Yukon Hotel National Historic Site of Canada
Dawson, Yukon Territory
© ©Permission Guy Masson
First Avenue, Dawson, Yukon Territory
Historic Sites and Monuments Act (R.S.C., 1985, c. H-4)
1898 to 1898
1898 to 1903
Event, Person, Organization:
Klondike Gold Rush
J. E. Binet
Existing plaque: On a rock beside the building First Avenue, Dawson, Yukon Territory
When it was built in the fall of 1898, the Binet Block stood at the southern end of a business district extending north to King Street. A two-storey log building with a façade of milled lumber, it was typical of commercial structures built at the height of the gold rush. The lower floor with its large windows was meant for commercial use, the upper for residential. Between October 1898 and October 1900, the Federal Government rented it for offices. During the next fifty-seven years, it was used as a hotel, under such varied names as The Miner's Rest, The Freeman, and The Yukon Hotel.
Description of Historic Place
The Yukon Hotel is a small wooden false-front building on First Avenue, ''Dawson City’s'' major street at the height of the Klondike Gold Rush. Its log side walls and pitched roof are visible from Third Avenue which runs beside its site.
The Yukon Hotel was designated a national historic site of Canada in 1982 because: it was typical of commercial structures built at the height of the Klondike Gold Rush.
The heritage value of the Yukon Hotel resides in its representation of typical commercial structures built at the height of the Klondike Gold Rush as illustrated by its site, setting and composition. Built in 1898 by J. E. Binet, the Yukon Hotel was first known as the Binet Block. Initially rented for Government Offices, it became a hotel in 1900 and served as such under a variety of names until 1957. Today it has been restored as part of Dawson Historical Complex National Historic Site of Canada.
Source: Historic Sites and Monuments Board of Canada, Minutes, 1982.

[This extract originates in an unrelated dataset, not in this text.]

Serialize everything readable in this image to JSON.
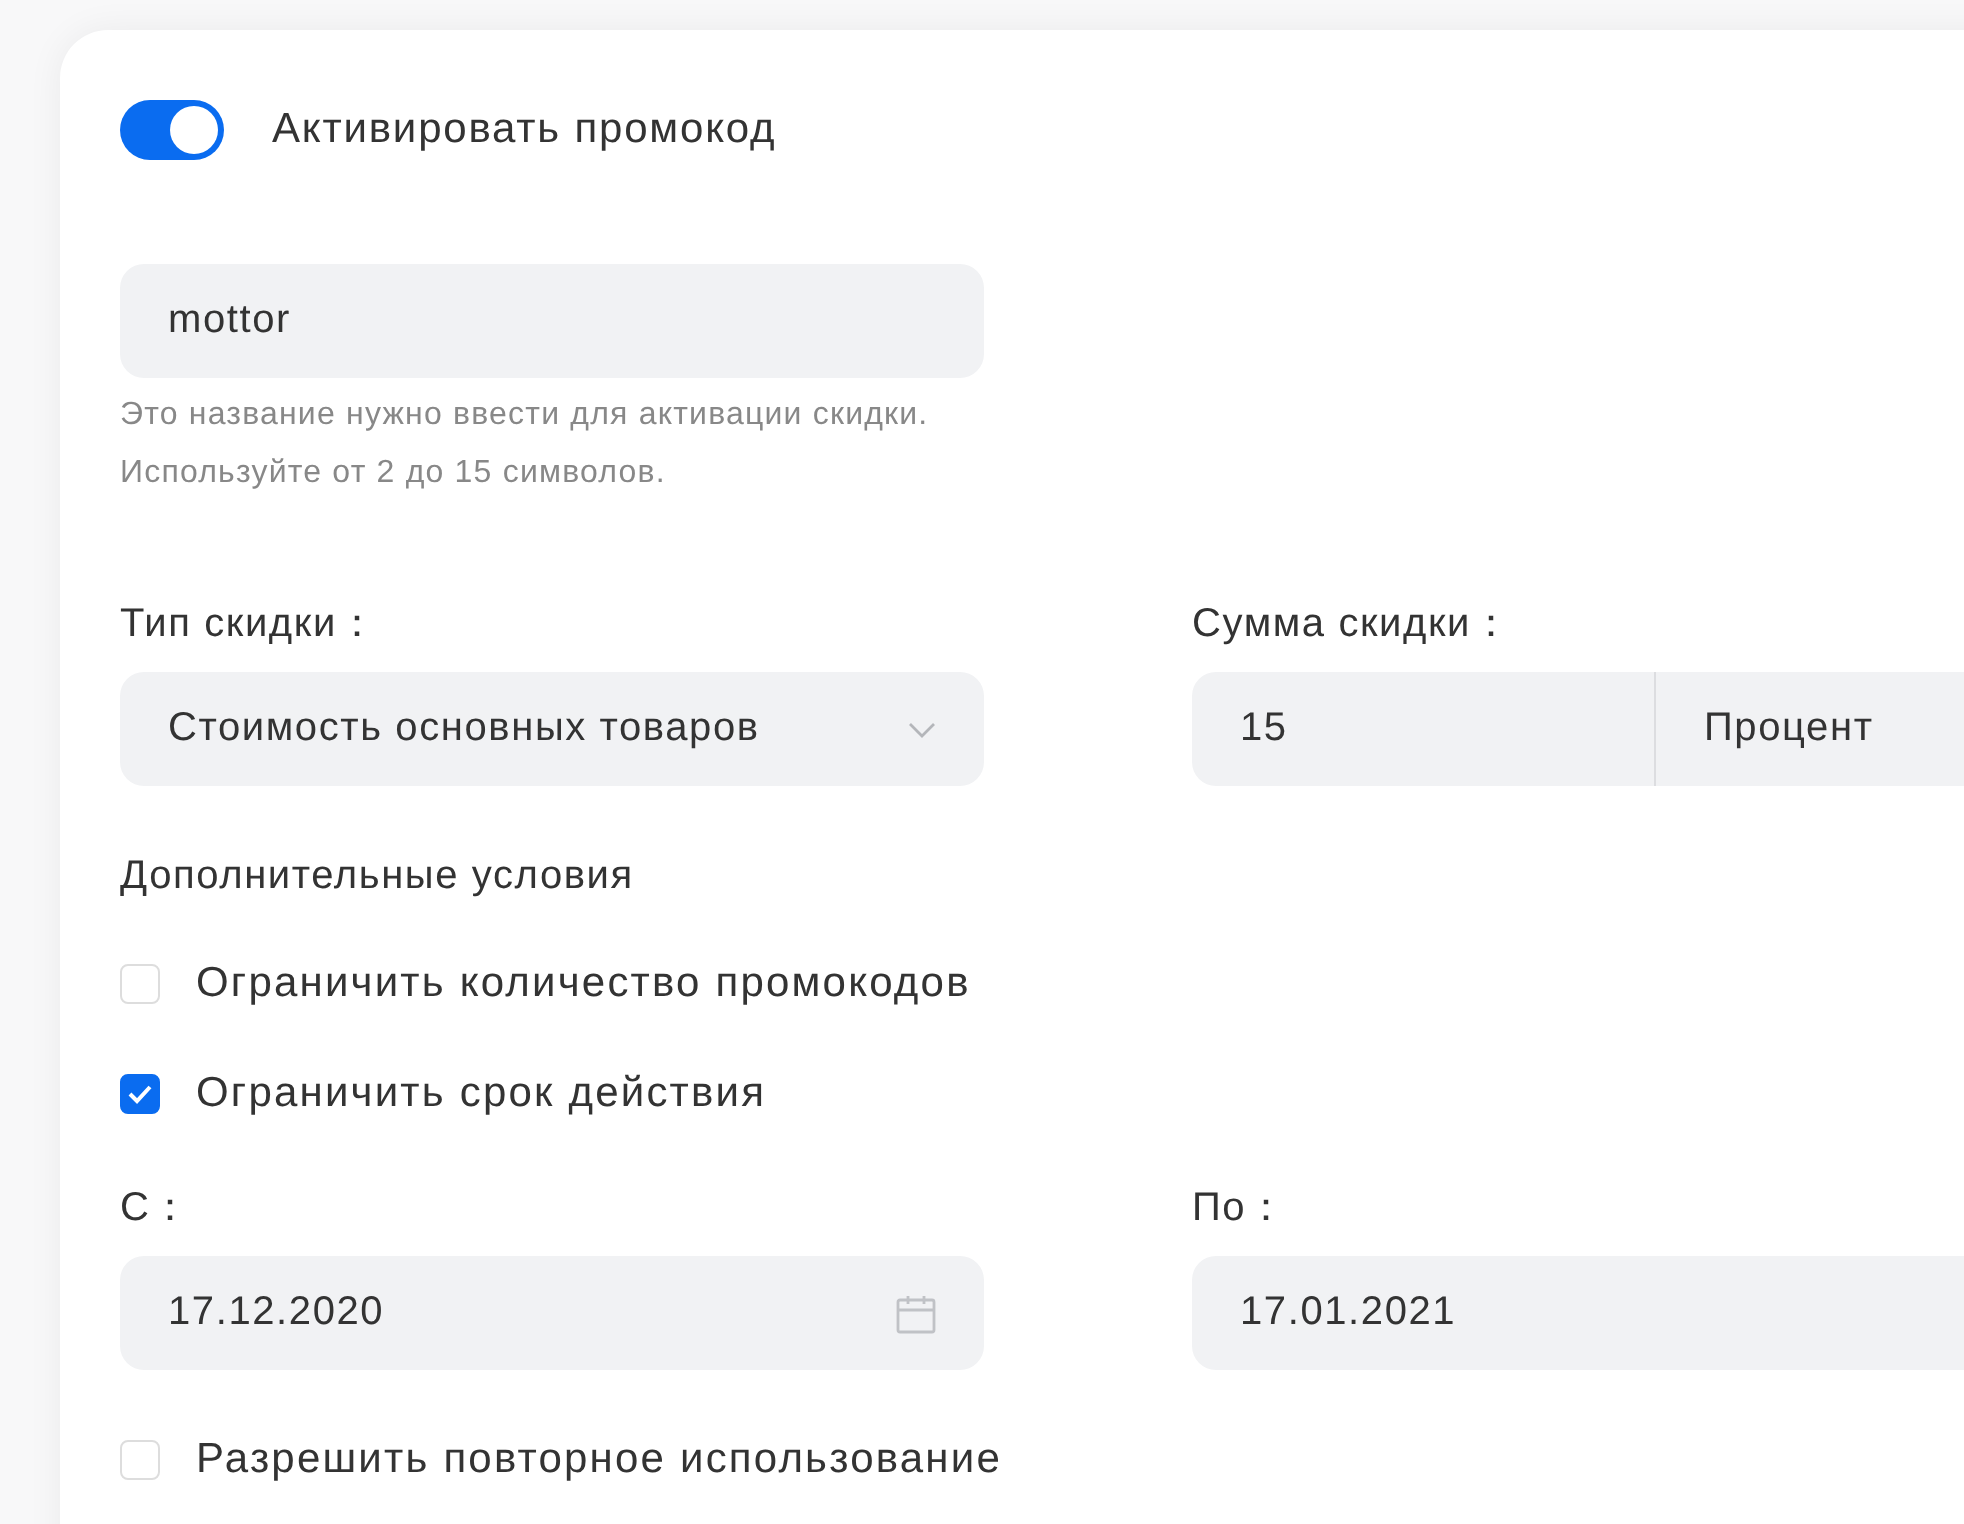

Key elements that contribute to the heritage value of this site include: its siting flush to the sidewalk on a major street within downtown ''Dawson City''; its boom town architectural vocabulary translated as a rectangular footprint, two-and-a-half pitched roof massing, behind a three-storey false-front; its log construction with milled lumber façade; the simple articulation of the three-bay façade with central entry between large, multi-pane commercial windows, second-storey balcony and false window at third-storey level; its wooden detailing, notably the ornate balcony railing and brackets; the functionally driven arrangement of apertures on all other elevations; its use of pressed metal as a roofing material; the surviving evidence of original interior layout, workmanship and materials.